START Material provided
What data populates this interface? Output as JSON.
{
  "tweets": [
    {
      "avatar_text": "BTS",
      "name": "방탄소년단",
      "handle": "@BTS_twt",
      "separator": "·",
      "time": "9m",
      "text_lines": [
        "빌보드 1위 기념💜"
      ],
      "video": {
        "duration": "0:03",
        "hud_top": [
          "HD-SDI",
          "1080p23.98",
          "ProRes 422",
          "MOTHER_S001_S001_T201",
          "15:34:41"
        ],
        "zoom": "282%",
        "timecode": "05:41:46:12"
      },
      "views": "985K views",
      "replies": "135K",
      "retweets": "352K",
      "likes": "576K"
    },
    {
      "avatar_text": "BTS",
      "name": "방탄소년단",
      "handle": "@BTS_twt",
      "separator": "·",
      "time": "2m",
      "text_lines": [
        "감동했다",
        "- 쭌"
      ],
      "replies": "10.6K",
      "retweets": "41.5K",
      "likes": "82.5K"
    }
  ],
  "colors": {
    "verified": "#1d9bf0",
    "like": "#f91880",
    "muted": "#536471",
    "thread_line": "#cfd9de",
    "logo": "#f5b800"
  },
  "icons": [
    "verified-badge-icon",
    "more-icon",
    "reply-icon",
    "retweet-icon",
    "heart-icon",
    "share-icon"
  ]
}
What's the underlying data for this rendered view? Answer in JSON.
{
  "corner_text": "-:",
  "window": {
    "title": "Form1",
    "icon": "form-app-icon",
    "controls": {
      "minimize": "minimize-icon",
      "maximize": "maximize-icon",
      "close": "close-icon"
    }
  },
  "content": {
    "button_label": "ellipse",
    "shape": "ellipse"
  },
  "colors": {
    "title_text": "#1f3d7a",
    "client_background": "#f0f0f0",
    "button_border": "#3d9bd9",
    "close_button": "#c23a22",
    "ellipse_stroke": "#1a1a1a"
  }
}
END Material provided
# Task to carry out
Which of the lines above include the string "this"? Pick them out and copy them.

# Reply to the exercise
What data populates this interface? Output as JSON.
What's the underlying data for this rendered view? Answer in JSON.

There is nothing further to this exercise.